Published 13/07/2007 | 07:41
The streets of Belfast were awash in a sea of red, white and blue yesterday as thousands of people turned out to mark the annual Twelfth celebrations.
Despite the showers which persisted throughout the day, bands and lodges from the city's 10 districts were cheered on every step of the route by onlookers.
Some spectators ensured they had a prime view of the parade by arriving early and setting up deckchairs on the pavement while others waved flags.
After a wreath was laid at Belfast City Hall, Orangemen, band members and supporters braved the rain to march to the field at Barnett's Demesne.
A total of 134 lodges - including two from Scotland and one from Canada - took part in this year's event which also featured 69 bands and two floats.
Cartoon characters gave away sweets to the youngsters lining the route with their families while 317 orange and purple balloons, to signify the 317th anniversary of the Battle of Boyne, were released from King William's Park ahead of the procession reaching the field.

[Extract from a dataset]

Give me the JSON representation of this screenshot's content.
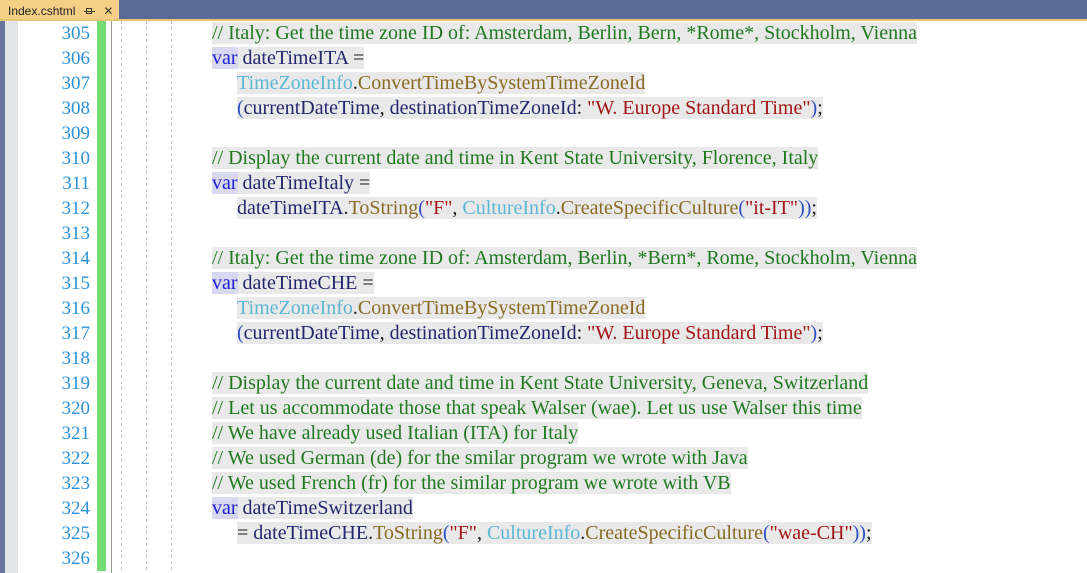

At 12.30pm and to the cheers of onlookers, the procession arrived at the field led by the Millar Memorial Band playing 'No Surrender.'
French photojournalist Olivier Martel was invited to the Twelfth celebrations by the Belfast Visitors Convention Centre and the Northern Ireland Tourist Board.

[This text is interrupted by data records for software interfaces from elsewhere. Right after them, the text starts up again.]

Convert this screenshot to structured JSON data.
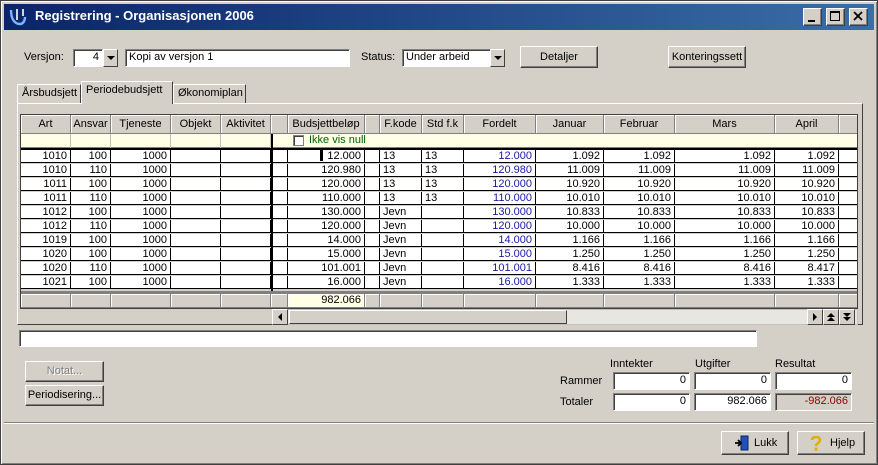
{
  "window": {
    "title": "Registrering - Organisasjonen 2006"
  },
  "titlebar_buttons": {
    "minimize": "_",
    "maximize": "□",
    "close": "✕"
  },
  "top": {
    "versjon_label": "Versjon:",
    "versjon_number": "4",
    "versjon_name": "Kopi av versjon 1",
    "status_label": "Status:",
    "status_value": "Under arbeid",
    "detaljer_label": "Detaljer",
    "konteringssett_label": "Konteringssett"
  },
  "tabs": [
    "Årsbudsjett",
    "Periodebudsjett",
    "Økonomiplan"
  ],
  "grid": {
    "headers": [
      "Art",
      "Ansvar",
      "Tjeneste",
      "Objekt",
      "Aktivitet",
      "Budsjettbeløp",
      "F.kode",
      "Std f.k",
      "Fordelt",
      "Januar",
      "Februar",
      "Mars",
      "April"
    ],
    "filter_label": "Ikke vis null",
    "rows": [
      [
        "1010",
        "100",
        "1000",
        "",
        "",
        "12.000",
        "13",
        "13",
        "12.000",
        "1.092",
        "1.092",
        "1.092",
        "1.092"
      ],
      [
        "1010",
        "110",
        "1000",
        "",
        "",
        "120.980",
        "13",
        "13",
        "120.980",
        "11.009",
        "11.009",
        "11.009",
        "11.009"
      ],
      [
        "1011",
        "100",
        "1000",
        "",
        "",
        "120.000",
        "13",
        "13",
        "120.000",
        "10.920",
        "10.920",
        "10.920",
        "10.920"
      ],
      [
        "1011",
        "110",
        "1000",
        "",
        "",
        "110.000",
        "13",
        "13",
        "110.000",
        "10.010",
        "10.010",
        "10.010",
        "10.010"
      ],
      [
        "1012",
        "100",
        "1000",
        "",
        "",
        "130.000",
        "Jevn",
        "",
        "130.000",
        "10.833",
        "10.833",
        "10.833",
        "10.833"
      ],
      [
        "1012",
        "110",
        "1000",
        "",
        "",
        "120.000",
        "Jevn",
        "",
        "120.000",
        "10.000",
        "10.000",
        "10.000",
        "10.000"
      ],
      [
        "1019",
        "100",
        "1000",
        "",
        "",
        "14.000",
        "Jevn",
        "",
        "14.000",
        "1.166",
        "1.166",
        "1.166",
        "1.166"
      ],
      [
        "1020",
        "100",
        "1000",
        "",
        "",
        "15.000",
        "Jevn",
        "",
        "15.000",
        "1.250",
        "1.250",
        "1.250",
        "1.250"
      ],
      [
        "1020",
        "110",
        "1000",
        "",
        "",
        "101.001",
        "Jevn",
        "",
        "101.001",
        "8.416",
        "8.416",
        "8.416",
        "8.417"
      ],
      [
        "1021",
        "100",
        "1000",
        "",
        "",
        "16.000",
        "Jevn",
        "",
        "16.000",
        "1.333",
        "1.333",
        "1.333",
        "1.333"
      ]
    ],
    "sum_budsjett": "982.066"
  },
  "buttons": {
    "notat": "Notat...",
    "periodisering": "Periodisering...",
    "lukk": "Lukk",
    "hjelp": "Hjelp"
  },
  "summary": {
    "col_inntekter": "Inntekter",
    "col_utgifter": "Utgifter",
    "col_resultat": "Resultat",
    "rammer_label": "Rammer",
    "totaler_label": "Totaler",
    "rammer": [
      "0",
      "0",
      "0"
    ],
    "totaler": [
      "0",
      "982.066",
      "-982.066"
    ]
  },
  "colors": {
    "title_start": "#0a246a",
    "title_end": "#3a6ea5",
    "blue_values": "#1a1aa8",
    "negative": "#8b0000",
    "filter_row": "#ffffe6"
  }
}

Speaking from the field yesterday, he said: "I was in Belfast about 25 years ago when I was working for a French TV company but I thought it was the right time to come back and see how things of changed now that their is peace between Protestants and Catholics.
"I plan to take pictures of those taking part in the event and I've also been round taking pictures of murals.
"There's a great difference in Belfast now than there was 25 years ago. There is so much more wealth and people are much more relaxed now," Olivier added.
Despite thousands of lodge and band members taking part in the event, the demonstration field was plagued by underage drinkers.
Maggie Stewart (45), who travels from Scotland every year to join in the 12th celebrations, said: "It's been a great day so far, apart from the rain, and I just wouldn't miss coming to Belfast for the glorious Twelfth.
"But there are an awful lot of drunken wee lassies running around and it's not very nice to see the state some of them are in."